I went to a funeral yesterday. My best friend's mother died last week after a long and brave fight against the dreaded cancer. It's one of those inevitabilities that you hope will remain in the distant future well, forever really, but of course, it doesn't - the death of parents.
At the funeral I realised that we're at that age and I completely freaked. I don't want to be at the age where I'm suddenly going to my friend's parent's funerals and, god forbid, my own parents.These are the people who watched us grow, saw us through our adolescent tempestuosness (with us rolling our eyes and them shaking their heads) and then welcomed us to the 'adult' dinner table, becoming our friends. They know our history. They are our history.
My best friend flew from Sydney for the funeral, her tummy beautifully swollen with her second baby, which will join us in October, and who kicked and wriggled with life at the funeral. She, of course, is heartbroken. The funeral was as good as funerals can be, a mixture of sadness and laughter. Her mum was a lively woman, with a wicked sense of humour, right up to the end.
After the funeral we all gathered at one of her brother's houses and celebrated her. Wine flowed (they're Irish), food was consumed, stories were shared and the sun came out after four days of grey, miserable, weather. It all seemed fitting.
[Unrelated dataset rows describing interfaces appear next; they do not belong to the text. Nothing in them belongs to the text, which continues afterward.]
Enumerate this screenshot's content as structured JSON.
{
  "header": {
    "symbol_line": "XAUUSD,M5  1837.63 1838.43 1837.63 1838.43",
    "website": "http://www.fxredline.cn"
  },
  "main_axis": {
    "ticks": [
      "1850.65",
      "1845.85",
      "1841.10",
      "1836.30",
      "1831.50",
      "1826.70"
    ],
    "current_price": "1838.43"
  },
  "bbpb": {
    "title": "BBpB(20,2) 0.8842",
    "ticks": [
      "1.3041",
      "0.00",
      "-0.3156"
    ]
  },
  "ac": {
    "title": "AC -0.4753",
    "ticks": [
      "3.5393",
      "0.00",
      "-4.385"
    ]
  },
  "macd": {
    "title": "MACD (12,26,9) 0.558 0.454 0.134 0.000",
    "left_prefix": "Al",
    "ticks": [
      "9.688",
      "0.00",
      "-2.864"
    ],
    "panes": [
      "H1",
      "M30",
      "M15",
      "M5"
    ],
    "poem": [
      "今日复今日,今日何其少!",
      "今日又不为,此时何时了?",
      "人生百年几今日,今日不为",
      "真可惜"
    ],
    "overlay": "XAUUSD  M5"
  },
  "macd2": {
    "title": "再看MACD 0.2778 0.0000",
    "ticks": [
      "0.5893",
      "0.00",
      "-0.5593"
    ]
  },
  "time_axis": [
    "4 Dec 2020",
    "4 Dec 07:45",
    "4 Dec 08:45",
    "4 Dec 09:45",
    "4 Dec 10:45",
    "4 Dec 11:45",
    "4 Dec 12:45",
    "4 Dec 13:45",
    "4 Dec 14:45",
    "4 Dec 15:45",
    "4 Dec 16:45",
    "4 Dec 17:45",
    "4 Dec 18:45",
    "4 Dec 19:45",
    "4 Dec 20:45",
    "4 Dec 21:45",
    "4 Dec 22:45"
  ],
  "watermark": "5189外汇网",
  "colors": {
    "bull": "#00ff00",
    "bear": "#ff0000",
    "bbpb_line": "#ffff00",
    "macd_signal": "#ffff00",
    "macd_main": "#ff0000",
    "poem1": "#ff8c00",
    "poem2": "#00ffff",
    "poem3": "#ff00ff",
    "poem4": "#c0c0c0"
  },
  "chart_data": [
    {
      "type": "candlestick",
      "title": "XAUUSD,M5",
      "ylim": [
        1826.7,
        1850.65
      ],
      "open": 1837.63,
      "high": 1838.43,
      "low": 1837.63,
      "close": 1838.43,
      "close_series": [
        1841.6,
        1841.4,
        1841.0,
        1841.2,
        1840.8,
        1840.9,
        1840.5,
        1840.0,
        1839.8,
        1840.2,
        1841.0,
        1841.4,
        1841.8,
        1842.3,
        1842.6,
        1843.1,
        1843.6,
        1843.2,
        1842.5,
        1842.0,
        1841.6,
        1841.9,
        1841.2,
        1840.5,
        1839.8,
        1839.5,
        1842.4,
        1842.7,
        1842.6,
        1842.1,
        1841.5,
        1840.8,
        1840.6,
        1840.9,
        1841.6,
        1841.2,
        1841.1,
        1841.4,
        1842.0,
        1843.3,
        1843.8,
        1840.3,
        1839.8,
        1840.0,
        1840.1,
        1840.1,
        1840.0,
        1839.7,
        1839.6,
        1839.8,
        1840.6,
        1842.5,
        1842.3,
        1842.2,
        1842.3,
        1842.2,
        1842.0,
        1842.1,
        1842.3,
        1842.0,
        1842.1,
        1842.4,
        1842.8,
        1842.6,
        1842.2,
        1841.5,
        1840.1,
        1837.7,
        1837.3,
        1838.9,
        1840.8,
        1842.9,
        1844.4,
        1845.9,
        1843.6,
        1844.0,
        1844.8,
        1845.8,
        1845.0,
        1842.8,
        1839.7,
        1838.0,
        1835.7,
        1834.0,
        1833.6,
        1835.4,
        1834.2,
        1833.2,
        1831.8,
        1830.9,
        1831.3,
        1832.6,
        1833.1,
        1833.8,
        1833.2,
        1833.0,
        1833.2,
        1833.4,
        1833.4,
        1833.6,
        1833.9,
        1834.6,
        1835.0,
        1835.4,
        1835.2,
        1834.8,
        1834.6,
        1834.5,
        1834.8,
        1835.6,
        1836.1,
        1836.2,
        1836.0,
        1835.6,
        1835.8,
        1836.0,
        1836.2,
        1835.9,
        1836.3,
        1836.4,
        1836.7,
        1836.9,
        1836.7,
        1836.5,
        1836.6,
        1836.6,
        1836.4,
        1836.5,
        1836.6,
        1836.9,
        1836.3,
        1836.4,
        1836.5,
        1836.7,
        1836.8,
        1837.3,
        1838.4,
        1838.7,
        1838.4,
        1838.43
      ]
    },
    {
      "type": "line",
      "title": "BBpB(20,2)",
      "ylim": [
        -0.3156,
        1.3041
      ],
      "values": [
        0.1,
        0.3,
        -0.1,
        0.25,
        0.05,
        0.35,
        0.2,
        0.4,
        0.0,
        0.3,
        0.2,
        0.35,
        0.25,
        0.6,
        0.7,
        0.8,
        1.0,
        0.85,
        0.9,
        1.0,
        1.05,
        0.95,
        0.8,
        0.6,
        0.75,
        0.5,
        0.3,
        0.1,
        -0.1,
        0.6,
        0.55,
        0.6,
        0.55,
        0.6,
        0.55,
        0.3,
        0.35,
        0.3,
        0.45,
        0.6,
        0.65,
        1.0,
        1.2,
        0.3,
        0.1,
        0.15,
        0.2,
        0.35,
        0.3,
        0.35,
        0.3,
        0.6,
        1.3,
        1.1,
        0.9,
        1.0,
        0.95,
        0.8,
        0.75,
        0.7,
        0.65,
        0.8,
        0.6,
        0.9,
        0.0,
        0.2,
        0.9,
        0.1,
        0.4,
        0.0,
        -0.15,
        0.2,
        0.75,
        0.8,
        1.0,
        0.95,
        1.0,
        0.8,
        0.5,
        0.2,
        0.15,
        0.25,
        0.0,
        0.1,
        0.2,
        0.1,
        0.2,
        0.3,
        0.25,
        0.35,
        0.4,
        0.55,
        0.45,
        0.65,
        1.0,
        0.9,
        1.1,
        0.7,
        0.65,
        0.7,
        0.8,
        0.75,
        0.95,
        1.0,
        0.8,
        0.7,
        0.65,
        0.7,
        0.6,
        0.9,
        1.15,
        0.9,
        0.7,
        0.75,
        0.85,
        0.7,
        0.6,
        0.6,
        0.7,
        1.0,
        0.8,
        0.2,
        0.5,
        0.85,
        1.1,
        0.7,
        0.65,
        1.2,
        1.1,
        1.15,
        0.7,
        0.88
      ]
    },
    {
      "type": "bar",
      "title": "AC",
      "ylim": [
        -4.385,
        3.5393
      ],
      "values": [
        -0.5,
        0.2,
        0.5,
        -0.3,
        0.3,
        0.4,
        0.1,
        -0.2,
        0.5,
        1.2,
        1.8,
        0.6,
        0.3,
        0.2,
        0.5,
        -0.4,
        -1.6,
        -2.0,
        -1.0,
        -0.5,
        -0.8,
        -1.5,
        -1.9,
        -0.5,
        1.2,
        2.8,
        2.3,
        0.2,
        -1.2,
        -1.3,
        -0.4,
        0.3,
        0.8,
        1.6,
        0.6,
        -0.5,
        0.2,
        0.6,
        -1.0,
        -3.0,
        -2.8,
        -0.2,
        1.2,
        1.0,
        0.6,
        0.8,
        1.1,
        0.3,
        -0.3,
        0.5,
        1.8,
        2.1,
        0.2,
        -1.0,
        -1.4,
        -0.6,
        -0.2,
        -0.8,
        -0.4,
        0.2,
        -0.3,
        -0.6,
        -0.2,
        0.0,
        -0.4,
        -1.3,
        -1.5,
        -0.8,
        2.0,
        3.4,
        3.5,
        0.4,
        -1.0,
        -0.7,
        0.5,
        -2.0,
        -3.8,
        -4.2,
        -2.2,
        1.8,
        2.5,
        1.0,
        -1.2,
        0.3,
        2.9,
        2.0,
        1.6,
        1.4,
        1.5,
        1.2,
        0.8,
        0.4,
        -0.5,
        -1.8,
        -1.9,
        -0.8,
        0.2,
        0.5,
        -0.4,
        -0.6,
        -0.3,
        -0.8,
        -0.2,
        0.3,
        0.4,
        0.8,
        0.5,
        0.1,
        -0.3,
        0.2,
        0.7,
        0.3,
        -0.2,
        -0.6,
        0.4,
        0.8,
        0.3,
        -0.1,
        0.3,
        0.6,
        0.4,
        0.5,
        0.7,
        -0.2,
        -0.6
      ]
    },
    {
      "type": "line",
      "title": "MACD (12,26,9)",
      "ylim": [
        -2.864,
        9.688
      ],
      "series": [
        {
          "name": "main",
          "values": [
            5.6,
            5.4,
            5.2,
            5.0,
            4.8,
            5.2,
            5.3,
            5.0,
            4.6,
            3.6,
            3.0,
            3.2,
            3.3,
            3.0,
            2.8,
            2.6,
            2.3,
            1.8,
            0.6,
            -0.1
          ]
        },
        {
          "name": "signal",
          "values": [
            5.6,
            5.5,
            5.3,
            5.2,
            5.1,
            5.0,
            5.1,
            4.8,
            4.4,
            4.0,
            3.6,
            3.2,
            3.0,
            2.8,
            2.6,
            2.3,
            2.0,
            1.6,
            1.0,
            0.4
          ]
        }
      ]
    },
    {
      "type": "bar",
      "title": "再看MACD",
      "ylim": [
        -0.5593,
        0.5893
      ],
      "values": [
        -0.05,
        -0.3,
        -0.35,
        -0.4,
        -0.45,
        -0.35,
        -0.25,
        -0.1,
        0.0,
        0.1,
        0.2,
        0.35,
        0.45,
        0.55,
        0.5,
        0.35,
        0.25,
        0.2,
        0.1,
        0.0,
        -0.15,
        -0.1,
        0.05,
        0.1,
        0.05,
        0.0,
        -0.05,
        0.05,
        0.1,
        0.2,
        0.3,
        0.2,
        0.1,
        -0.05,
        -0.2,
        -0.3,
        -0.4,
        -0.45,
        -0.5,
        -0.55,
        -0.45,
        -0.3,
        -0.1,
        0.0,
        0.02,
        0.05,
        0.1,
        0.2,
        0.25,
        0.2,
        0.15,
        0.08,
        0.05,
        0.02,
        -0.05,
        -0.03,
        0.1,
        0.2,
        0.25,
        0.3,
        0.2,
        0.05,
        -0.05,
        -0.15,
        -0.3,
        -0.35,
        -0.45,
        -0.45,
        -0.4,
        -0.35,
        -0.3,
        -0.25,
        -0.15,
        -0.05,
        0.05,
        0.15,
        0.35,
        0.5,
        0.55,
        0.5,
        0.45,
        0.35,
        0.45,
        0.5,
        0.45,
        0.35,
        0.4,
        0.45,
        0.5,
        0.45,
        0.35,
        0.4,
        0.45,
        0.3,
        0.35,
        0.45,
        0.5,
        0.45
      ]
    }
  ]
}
I came home and organised to meet my parents for dinner having realised (again) how lucky I am to live down the road from them and still be able to make that shared history with them. I've never been a fan of funerals, I'm bad at them, and I especially don't like it when they make it patently obvious that I'm the wrong side of 35 and can no longer rely on teen- or twenty-something delusions of immortality.
22 hours ago